#### Task item
Except for the pictures, write out all the records that follow exactly.

(Dataset rows describing interfaces)
^^^^^^^^

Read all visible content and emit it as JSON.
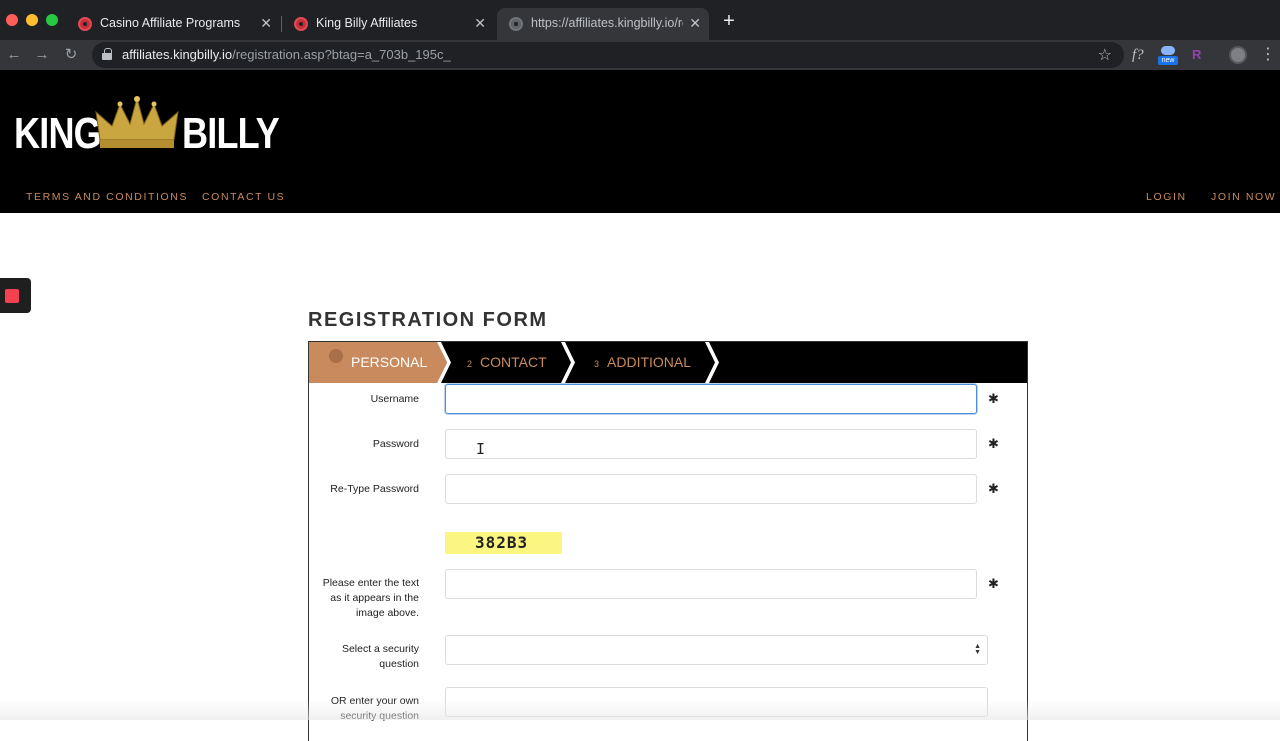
{
  "browser": {
    "tabs": [
      {
        "title": "Casino Affiliate Programs",
        "close": "✕"
      },
      {
        "title": "King Billy Affiliates",
        "close": "✕"
      },
      {
        "title": "https://affiliates.kingbilly.io/reg",
        "close": "✕"
      }
    ],
    "new_tab": "+",
    "url_host": "affiliates.kingbilly.io",
    "url_path": "/registration.asp?btag=a_703b_195c_",
    "extensions": {
      "fx": "f?",
      "new_badge": "new",
      "r": "R"
    }
  },
  "site": {
    "logo_left": "KING",
    "logo_right": "BILLY",
    "nav": {
      "terms": "TERMS AND CONDITIONS",
      "contact": "CONTACT US",
      "login": "LOGIN",
      "join": "JOIN NOW"
    },
    "colors": {
      "accent": "#c98a5d",
      "header_bg": "#000000",
      "focus": "#4a90d9"
    }
  },
  "form": {
    "title": "REGISTRATION FORM",
    "steps": [
      {
        "num": "1",
        "label": "PERSONAL",
        "active": true
      },
      {
        "num": "2",
        "label": "CONTACT",
        "active": false
      },
      {
        "num": "3",
        "label": "ADDITIONAL",
        "active": false
      }
    ],
    "fields": {
      "username_label": "Username",
      "password_label": "Password",
      "retype_label": "Re-Type Password",
      "captcha_text": "382B3",
      "captcha_label": "Please enter the text as it appears in the image above.",
      "security_label": "Select a security question",
      "own_question_label": "OR enter your own security question"
    },
    "required_marker": "✱"
  }
}
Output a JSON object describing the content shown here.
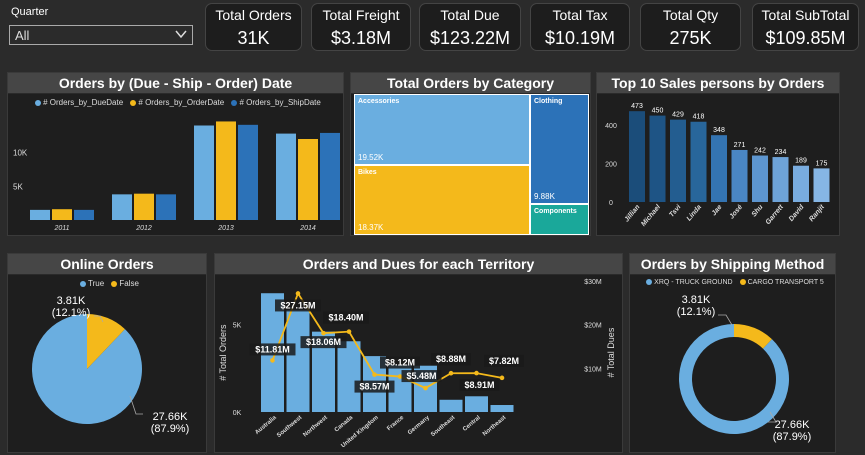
{
  "filter": {
    "label": "Quarter",
    "value": "All"
  },
  "kpis": [
    {
      "label": "Total Orders",
      "value": "31K"
    },
    {
      "label": "Total Freight",
      "value": "$3.18M"
    },
    {
      "label": "Total Due",
      "value": "$123.22M"
    },
    {
      "label": "Total Tax",
      "value": "$10.19M"
    },
    {
      "label": "Total Qty",
      "value": "275K"
    },
    {
      "label": "Total SubTotal",
      "value": "$109.85M"
    }
  ],
  "colors": {
    "blue": "#6aaee0",
    "yellow": "#f4b91b",
    "dark_blue": "#2c72b8",
    "green": "#1aa89a",
    "navy": "#1c4f7d"
  },
  "panels": {
    "dates": "Orders by (Due - Ship - Order) Date",
    "category": "Total Orders by Category",
    "sales": "Top 10 Sales persons by Orders",
    "online": "Online Orders",
    "territory": "Orders and Dues for each Territory",
    "shipping": "Orders by Shipping Method"
  },
  "chart_data": [
    {
      "type": "bar",
      "categories": [
        "2011",
        "2012",
        "2013",
        "2014"
      ],
      "series": [
        {
          "name": "# Orders_by_DueDate",
          "values": [
            1500,
            3800,
            14000,
            12800
          ]
        },
        {
          "name": "# Orders_by_OrderDate",
          "values": [
            1600,
            3900,
            14600,
            12000
          ]
        },
        {
          "name": "# Orders_by_ShipDate",
          "values": [
            1500,
            3800,
            14100,
            12900
          ]
        }
      ],
      "ylim": [
        0,
        16000
      ],
      "yticks": [
        "5K",
        "10K"
      ]
    },
    {
      "type": "treemap",
      "items": [
        {
          "name": "Accessories",
          "value_label": "19.52K"
        },
        {
          "name": "Bikes",
          "value_label": "18.37K"
        },
        {
          "name": "Clothing",
          "value_label": "9.88K"
        },
        {
          "name": "Components",
          "value_label": ""
        }
      ]
    },
    {
      "type": "bar",
      "categories": [
        "Jillian",
        "Michael",
        "Tsvi",
        "Linda",
        "Jae",
        "José",
        "Shu",
        "Garrett",
        "David",
        "Ranjit"
      ],
      "values": [
        473,
        450,
        429,
        418,
        348,
        271,
        242,
        234,
        189,
        175
      ],
      "ylim": [
        0,
        500
      ],
      "yticks": [
        "0",
        "200",
        "400"
      ]
    },
    {
      "type": "pie",
      "legend": [
        "True",
        "False"
      ],
      "values": [
        27660,
        3810
      ],
      "labels": [
        "27.66K\n(87.9%)",
        "3.81K\n(12.1%)"
      ]
    },
    {
      "type": "bar+line",
      "categories": [
        "Australia",
        "Southwest",
        "Northwest",
        "Canada",
        "United Kingdom",
        "France",
        "Germany",
        "Southeast",
        "Central",
        "Northeast"
      ],
      "orders": [
        6800,
        5850,
        4600,
        4050,
        3200,
        2700,
        2650,
        700,
        900,
        400
      ],
      "dues_labels": [
        "$11.81M",
        "$27.15M",
        "$18.06M",
        "$18.40M",
        "$8.57M",
        "$8.12M",
        "$5.48M",
        "$8.88M",
        "$8.91M",
        "$7.82M"
      ],
      "dues": [
        11.81,
        27.15,
        18.06,
        18.4,
        8.57,
        8.12,
        5.48,
        8.88,
        8.91,
        7.82
      ],
      "left_yticks": [
        "0K",
        "5K"
      ],
      "right_yticks": [
        "$10M",
        "$20M",
        "$30M"
      ],
      "ylabel_left": "# Total Orders",
      "ylabel_right": "# Total Dues"
    },
    {
      "type": "donut",
      "legend": [
        "XRQ - TRUCK GROUND",
        "CARGO TRANSPORT 5"
      ],
      "values": [
        27660,
        3810
      ],
      "labels": [
        "27.66K\n(87.9%)",
        "3.81K\n(12.1%)"
      ]
    }
  ]
}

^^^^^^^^

#### Answer area
Read all visible content and emit it as JSON.
{
  "browser": {
    "tabs": [
      {
        "title": "Casino Affiliate Programs",
        "close": "✕"
      },
      {
        "title": "King Billy Affiliates",
        "close": "✕"
      },
      {
        "title": "https://affiliates.kingbilly.io/reg",
        "close": "✕"
      }
    ],
    "new_tab": "+",
    "url_host": "affiliates.kingbilly.io",
    "url_path": "/registration.asp?btag=a_703b_195c_",
    "extensions": {
      "fx": "f?",
      "new_badge": "new",
      "r": "R"
    }
  },
  "site": {
    "logo_left": "KING",
    "logo_right": "BILLY",
    "nav": {
      "terms": "TERMS AND CONDITIONS",
      "contact": "CONTACT US",
      "login": "LOGIN",
      "join": "JOIN NOW"
    },
    "colors": {
      "accent": "#c98a5d",
      "header_bg": "#000000",
      "focus": "#4a90d9"
    }
  },
  "form": {
    "title": "REGISTRATION FORM",
    "steps": [
      {
        "num": "1",
        "label": "PERSONAL",
        "active": true
      },
      {
        "num": "2",
        "label": "CONTACT",
        "active": false
      },
      {
        "num": "3",
        "label": "ADDITIONAL",
        "active": false
      }
    ],
    "fields": {
      "username_label": "Username",
      "password_label": "Password",
      "retype_label": "Re-Type Password",
      "captcha_text": "382B3",
      "captcha_label": "Please enter the text as it appears in the image above.",
      "security_label": "Select a security question",
      "own_question_label": "OR enter your own security question"
    },
    "required_marker": "✱"
  }
}
Output a JSON object describing the content shown here.
{
  "filter": {
    "label": "Quarter",
    "value": "All"
  },
  "kpis": [
    {
      "label": "Total Orders",
      "value": "31K"
    },
    {
      "label": "Total Freight",
      "value": "$3.18M"
    },
    {
      "label": "Total Due",
      "value": "$123.22M"
    },
    {
      "label": "Total Tax",
      "value": "$10.19M"
    },
    {
      "label": "Total Qty",
      "value": "275K"
    },
    {
      "label": "Total SubTotal",
      "value": "$109.85M"
    }
  ],
  "colors": {
    "blue": "#6aaee0",
    "yellow": "#f4b91b",
    "dark_blue": "#2c72b8",
    "green": "#1aa89a",
    "navy": "#1c4f7d"
  },
  "panels": {
    "dates": "Orders by (Due - Ship - Order) Date",
    "category": "Total Orders by Category",
    "sales": "Top 10 Sales persons by Orders",
    "online": "Online Orders",
    "territory": "Orders and Dues for each Territory",
    "shipping": "Orders by Shipping Method"
  },
  "chart_data": [
    {
      "type": "bar",
      "categories": [
        "2011",
        "2012",
        "2013",
        "2014"
      ],
      "series": [
        {
          "name": "# Orders_by_DueDate",
          "values": [
            1500,
            3800,
            14000,
            12800
          ]
        },
        {
          "name": "# Orders_by_OrderDate",
          "values": [
            1600,
            3900,
            14600,
            12000
          ]
        },
        {
          "name": "# Orders_by_ShipDate",
          "values": [
            1500,
            3800,
            14100,
            12900
          ]
        }
      ],
      "ylim": [
        0,
        16000
      ],
      "yticks": [
        "5K",
        "10K"
      ]
    },
    {
      "type": "treemap",
      "items": [
        {
          "name": "Accessories",
          "value_label": "19.52K"
        },
        {
          "name": "Bikes",
          "value_label": "18.37K"
        },
        {
          "name": "Clothing",
          "value_label": "9.88K"
        },
        {
          "name": "Components",
          "value_label": ""
        }
      ]
    },
    {
      "type": "bar",
      "categories": [
        "Jillian",
        "Michael",
        "Tsvi",
        "Linda",
        "Jae",
        "José",
        "Shu",
        "Garrett",
        "David",
        "Ranjit"
      ],
      "values": [
        473,
        450,
        429,
        418,
        348,
        271,
        242,
        234,
        189,
        175
      ],
      "ylim": [
        0,
        500
      ],
      "yticks": [
        "0",
        "200",
        "400"
      ]
    },
    {
      "type": "pie",
      "legend": [
        "True",
        "False"
      ],
      "values": [
        27660,
        3810
      ],
      "labels": [
        "27.66K\n(87.9%)",
        "3.81K\n(12.1%)"
      ]
    },
    {
      "type": "bar+line",
      "categories": [
        "Australia",
        "Southwest",
        "Northwest",
        "Canada",
        "United Kingdom",
        "France",
        "Germany",
        "Southeast",
        "Central",
        "Northeast"
      ],
      "orders": [
        6800,
        5850,
        4600,
        4050,
        3200,
        2700,
        2650,
        700,
        900,
        400
      ],
      "dues_labels": [
        "$11.81M",
        "$27.15M",
        "$18.06M",
        "$18.40M",
        "$8.57M",
        "$8.12M",
        "$5.48M",
        "$8.88M",
        "$8.91M",
        "$7.82M"
      ],
      "dues": [
        11.81,
        27.15,
        18.06,
        18.4,
        8.57,
        8.12,
        5.48,
        8.88,
        8.91,
        7.82
      ],
      "left_yticks": [
        "0K",
        "5K"
      ],
      "right_yticks": [
        "$10M",
        "$20M",
        "$30M"
      ],
      "ylabel_left": "# Total Orders",
      "ylabel_right": "# Total Dues"
    },
    {
      "type": "donut",
      "legend": [
        "XRQ - TRUCK GROUND",
        "CARGO TRANSPORT 5"
      ],
      "values": [
        27660,
        3810
      ],
      "labels": [
        "27.66K\n(87.9%)",
        "3.81K\n(12.1%)"
      ]
    }
  ]
}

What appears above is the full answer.